Daytime Weaning: How to Make It Work
As the name indicates, daytime weaning consists of no longer offering to breastfeed your little one during the day. You can still continue to nurse your baby, but only at night.
Does this method work? How is it applied? In this article, we’ll tell you everything you need to know.
Generally, mothers should wait until their babies are at least 8 or 9 months old before attempting daytime weaning.
By this age, their children have started a complimentary diet. This means their babies will still get the nutrients they need, even if they consume less breast milk.
This type of weaning also requires a certain level of maturity and capacity to focus attention on other stimuli. That means the baby’s senses must be sufficiently developed for daytime weaning to be successful.
However, the task isn’t always that simple. Some babies are very attached to their mother’s breast, even when they aren’t particularly hungry.
If that’s the case, don’t fret. Nothing is impossible, and here you’ll find some suggestions to help you on your mission.
Reasons for beginning to wean your baby
Daytime weaning is a first step in the transition from exclusive breastfeeding to other forms of feeding. This may or may not include formula.
The most common arguments that bring a mother to choose to wean her little one are the following:
- The mother’s personal decision.
- Lack of interest on behalf of the child.
- Little or no milk production in the breasts.
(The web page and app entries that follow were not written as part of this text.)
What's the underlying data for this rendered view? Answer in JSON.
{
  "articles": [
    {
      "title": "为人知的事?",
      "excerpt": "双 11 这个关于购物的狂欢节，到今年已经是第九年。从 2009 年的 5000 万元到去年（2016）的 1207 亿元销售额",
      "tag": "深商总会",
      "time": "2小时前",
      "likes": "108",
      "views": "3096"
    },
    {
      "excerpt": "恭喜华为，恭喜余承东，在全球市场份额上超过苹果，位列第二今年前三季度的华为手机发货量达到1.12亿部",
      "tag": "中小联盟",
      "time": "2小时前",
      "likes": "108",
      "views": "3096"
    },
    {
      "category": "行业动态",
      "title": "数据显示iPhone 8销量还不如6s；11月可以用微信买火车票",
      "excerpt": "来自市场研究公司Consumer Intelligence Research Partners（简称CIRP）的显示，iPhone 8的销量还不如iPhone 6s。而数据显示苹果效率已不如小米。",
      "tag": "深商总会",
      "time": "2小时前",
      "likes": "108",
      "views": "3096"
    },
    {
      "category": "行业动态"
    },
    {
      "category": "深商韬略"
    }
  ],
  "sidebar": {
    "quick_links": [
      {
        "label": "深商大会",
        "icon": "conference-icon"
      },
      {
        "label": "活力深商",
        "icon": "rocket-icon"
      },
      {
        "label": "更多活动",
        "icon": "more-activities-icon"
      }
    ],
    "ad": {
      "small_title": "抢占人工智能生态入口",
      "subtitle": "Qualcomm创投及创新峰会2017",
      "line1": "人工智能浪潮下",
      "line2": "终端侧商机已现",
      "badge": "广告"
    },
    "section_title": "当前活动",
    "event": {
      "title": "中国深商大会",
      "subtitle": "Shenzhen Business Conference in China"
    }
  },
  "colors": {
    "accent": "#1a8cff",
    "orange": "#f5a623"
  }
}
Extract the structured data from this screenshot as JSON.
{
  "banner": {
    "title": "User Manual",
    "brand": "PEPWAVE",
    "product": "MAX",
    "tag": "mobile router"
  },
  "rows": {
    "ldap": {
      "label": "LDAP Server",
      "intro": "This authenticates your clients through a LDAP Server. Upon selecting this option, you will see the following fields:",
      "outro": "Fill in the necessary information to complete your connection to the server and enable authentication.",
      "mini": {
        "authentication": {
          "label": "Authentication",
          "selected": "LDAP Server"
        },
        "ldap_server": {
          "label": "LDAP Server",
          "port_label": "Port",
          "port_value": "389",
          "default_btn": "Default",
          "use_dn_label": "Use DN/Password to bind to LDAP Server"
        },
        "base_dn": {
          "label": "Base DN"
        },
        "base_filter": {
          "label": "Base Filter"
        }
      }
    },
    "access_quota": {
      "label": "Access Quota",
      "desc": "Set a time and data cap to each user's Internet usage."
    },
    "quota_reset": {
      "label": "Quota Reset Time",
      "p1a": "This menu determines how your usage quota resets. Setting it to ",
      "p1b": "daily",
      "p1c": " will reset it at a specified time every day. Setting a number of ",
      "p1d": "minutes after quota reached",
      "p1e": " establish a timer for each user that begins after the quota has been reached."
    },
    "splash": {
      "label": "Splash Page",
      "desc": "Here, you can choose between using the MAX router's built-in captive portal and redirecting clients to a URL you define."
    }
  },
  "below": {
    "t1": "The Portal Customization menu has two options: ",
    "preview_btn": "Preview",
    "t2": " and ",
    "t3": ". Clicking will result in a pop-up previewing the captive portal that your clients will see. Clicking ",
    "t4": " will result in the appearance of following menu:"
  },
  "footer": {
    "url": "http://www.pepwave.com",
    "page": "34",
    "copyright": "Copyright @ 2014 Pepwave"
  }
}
Advice for daytime weaning
1. Stop breastfeeding during the day
As obvious as this tip may seem, it’s important to mention. Many mothers fall into the temptation of daytime breastfeeding even after several days or weeks of successful weaning.
Your main mission in doing a daytime wean is to gradually change your little one’s feeding habits.
Instead of breastfeeding, replace nursing with fruit purees, yogurt for babies, or some other recipes that your baby enjoys.
If your baby isn’t hungry, you can try to distract her with something else. You can try toys, songs or an outing, for example.
Remember this is a great time to introduce new textures, flavors and ingredients. Use this circumstance in your favor to achieve daytime weaning.
2. Get your child used to eating with other people
During the first months of your baby’s life, feeding times are synonymous with strengthening the mother-baby bond.
However, when it comes time to wean, it’s fundamental that your child is able to eat with other family members.
For example, have someone else take over afternoon feedings, or whatever meal works best for your family.
This is especially important for mothers who work, or plan to go back to work in the near future.
In the same way, it also helps the child develop a certain sense of independence regarding his attachment figure.
“Mothers should wait until their babies are at least 8 or 9 months old before making their first attempts at daytime weaning.”
3. Wean gradually
Once again, we want to emphasize that this is a process, and not something you should do overnight.
If you cut your baby off suddenly, you could cause problems for you and your little one.
First, your child needs time to adapt to the new diet. Second, a sudden reduction in feedings may cause you pain because your breasts will be too full of milk.
It’s also not good for your little one’s fragile digestive system to change her diet drastically. Your little one needs time, patience and consistency to gradually adapt to the changes.
4. Avoid daytime weaning during times of stress
If your baby is going through a difficult period, just at your returning to work, then daytime weaning isn’t a good idea.
This ties in with the previous point. Too many abrupt changes can be counterproductive when it comes to changing your baby’s habits.
Therefore, if you plan to make any changes to your baby’s feeding routine or life in general, it’s best to daytime wean before or after this.
“If your baby is going through a difficult period, just at your returning to work, then daytime weaning isn’t a good idea”
5. Start out by eliminating feedings further away from nap and bedtimes
Mothers should keep track of their baby’s daily feeding routine. Based on this routine, they should first eliminate the feedings that aren’t associated with sleeping habits.
This likely means taking out mid-morning and mid-morning feedings, and perhaps feedings just after bath time.
It will be more difficult to eliminate feedings that take place close to the times your baby sleeps and that help him relax.
Using formula to replace breastfeeding – whether administered by the mother or someone else – may be a good option.
Finally, always remember that every baby is unique, as is every bond between a mother and her baby.
Therefore, no one knows the best way and time to approach a daytime weaning better than a baby’s mother.
You might be surprised by your little one’s ability to adapt. It’s simply a matter of trying and then seeing how things go.
If necessary, you can decide the time isn’t right, and try again on a later date.